**Goal of the exercise**
Output exactly the span of lines beginning with the one that holds "Output a JSON" and ending with the last line of the data below.

**Records from a dataset**
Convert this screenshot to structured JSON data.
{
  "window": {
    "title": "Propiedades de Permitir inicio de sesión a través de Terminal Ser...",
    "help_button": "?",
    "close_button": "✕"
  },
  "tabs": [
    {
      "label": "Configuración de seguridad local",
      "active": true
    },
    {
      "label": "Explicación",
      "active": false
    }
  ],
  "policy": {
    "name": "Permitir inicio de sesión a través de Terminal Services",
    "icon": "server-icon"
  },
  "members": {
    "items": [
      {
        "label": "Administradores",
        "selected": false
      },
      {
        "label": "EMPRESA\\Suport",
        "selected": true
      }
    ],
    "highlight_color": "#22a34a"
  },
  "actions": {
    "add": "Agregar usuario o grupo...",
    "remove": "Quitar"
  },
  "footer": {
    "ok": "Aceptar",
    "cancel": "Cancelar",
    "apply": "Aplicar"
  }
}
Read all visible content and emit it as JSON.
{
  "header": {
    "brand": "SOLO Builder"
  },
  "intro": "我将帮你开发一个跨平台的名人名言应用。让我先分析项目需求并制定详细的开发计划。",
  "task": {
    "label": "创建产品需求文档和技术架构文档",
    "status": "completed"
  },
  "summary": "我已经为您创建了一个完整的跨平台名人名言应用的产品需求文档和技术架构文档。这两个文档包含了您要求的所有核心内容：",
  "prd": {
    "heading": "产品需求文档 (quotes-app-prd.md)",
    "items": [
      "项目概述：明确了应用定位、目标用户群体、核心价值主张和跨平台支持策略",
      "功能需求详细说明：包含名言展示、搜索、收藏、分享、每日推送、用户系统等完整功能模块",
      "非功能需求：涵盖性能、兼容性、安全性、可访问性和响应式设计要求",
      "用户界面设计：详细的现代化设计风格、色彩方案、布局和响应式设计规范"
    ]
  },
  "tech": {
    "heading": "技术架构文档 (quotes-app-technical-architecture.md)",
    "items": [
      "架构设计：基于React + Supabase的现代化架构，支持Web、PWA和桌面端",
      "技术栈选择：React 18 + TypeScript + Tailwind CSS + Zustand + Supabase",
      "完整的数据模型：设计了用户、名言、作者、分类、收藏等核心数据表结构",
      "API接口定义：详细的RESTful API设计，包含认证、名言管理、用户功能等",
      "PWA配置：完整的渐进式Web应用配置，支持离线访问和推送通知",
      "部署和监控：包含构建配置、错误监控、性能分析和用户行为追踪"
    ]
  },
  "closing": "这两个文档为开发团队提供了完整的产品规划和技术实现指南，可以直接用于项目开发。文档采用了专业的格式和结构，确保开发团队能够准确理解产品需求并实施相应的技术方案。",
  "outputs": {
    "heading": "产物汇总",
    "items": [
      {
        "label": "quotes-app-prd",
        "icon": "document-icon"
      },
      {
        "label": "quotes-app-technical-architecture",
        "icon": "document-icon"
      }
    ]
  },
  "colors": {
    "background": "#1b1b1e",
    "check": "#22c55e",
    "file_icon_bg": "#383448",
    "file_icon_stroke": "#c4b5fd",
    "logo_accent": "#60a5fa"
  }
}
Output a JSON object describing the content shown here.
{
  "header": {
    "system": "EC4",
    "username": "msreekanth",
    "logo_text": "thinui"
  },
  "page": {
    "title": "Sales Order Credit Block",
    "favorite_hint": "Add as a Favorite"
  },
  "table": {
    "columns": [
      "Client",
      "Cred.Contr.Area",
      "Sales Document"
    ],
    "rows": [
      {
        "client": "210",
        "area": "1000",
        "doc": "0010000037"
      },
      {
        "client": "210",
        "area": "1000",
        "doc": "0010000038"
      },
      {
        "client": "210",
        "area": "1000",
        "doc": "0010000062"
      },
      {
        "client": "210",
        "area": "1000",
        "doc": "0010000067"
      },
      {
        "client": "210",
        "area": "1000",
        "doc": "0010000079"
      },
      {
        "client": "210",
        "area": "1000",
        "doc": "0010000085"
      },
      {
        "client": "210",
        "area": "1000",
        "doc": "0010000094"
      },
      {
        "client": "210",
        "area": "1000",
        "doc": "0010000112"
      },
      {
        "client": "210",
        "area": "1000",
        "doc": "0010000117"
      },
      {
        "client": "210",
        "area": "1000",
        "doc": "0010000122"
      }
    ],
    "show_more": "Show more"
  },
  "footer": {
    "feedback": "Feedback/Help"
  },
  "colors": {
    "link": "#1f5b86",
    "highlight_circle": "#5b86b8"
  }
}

**Response below**
Output a JSON object describing the content shown here.
{
  "header": {
    "system": "EC4",
    "username": "msreekanth",
    "logo_text": "thinui"
  },
  "page": {
    "title": "Sales Order Credit Block",
    "favorite_hint": "Add as a Favorite"
  },
  "table": {
    "columns": [
      "Client",
      "Cred.Contr.Area",
      "Sales Document"
    ],
    "rows": [
      {
        "client": "210",
        "area": "1000",
        "doc": "0010000037"
      },
      {
        "client": "210",
        "area": "1000",
        "doc": "0010000038"
      },
      {
        "client": "210",
        "area": "1000",
        "doc": "0010000062"
      },
      {
        "client": "210",
        "area": "1000",
        "doc": "0010000067"
      },
      {
        "client": "210",
        "area": "1000",
        "doc": "0010000079"
      },
      {
        "client": "210",
        "area": "1000",
        "doc": "0010000085"
      },
      {
        "client": "210",
        "area": "1000",
        "doc": "0010000094"
      },
      {
        "client": "210",
        "area": "1000",
        "doc": "0010000112"
      },
      {
        "client": "210",
        "area": "1000",
        "doc": "0010000117"
      },
      {
        "client": "210",
        "area": "1000",
        "doc": "0010000122"
      }
    ],
    "show_more": "Show more"
  },
  "footer": {
    "feedback": "Feedback/Help"
  },
  "colors": {
    "link": "#1f5b86",
    "highlight_circle": "#5b86b8"
  }
}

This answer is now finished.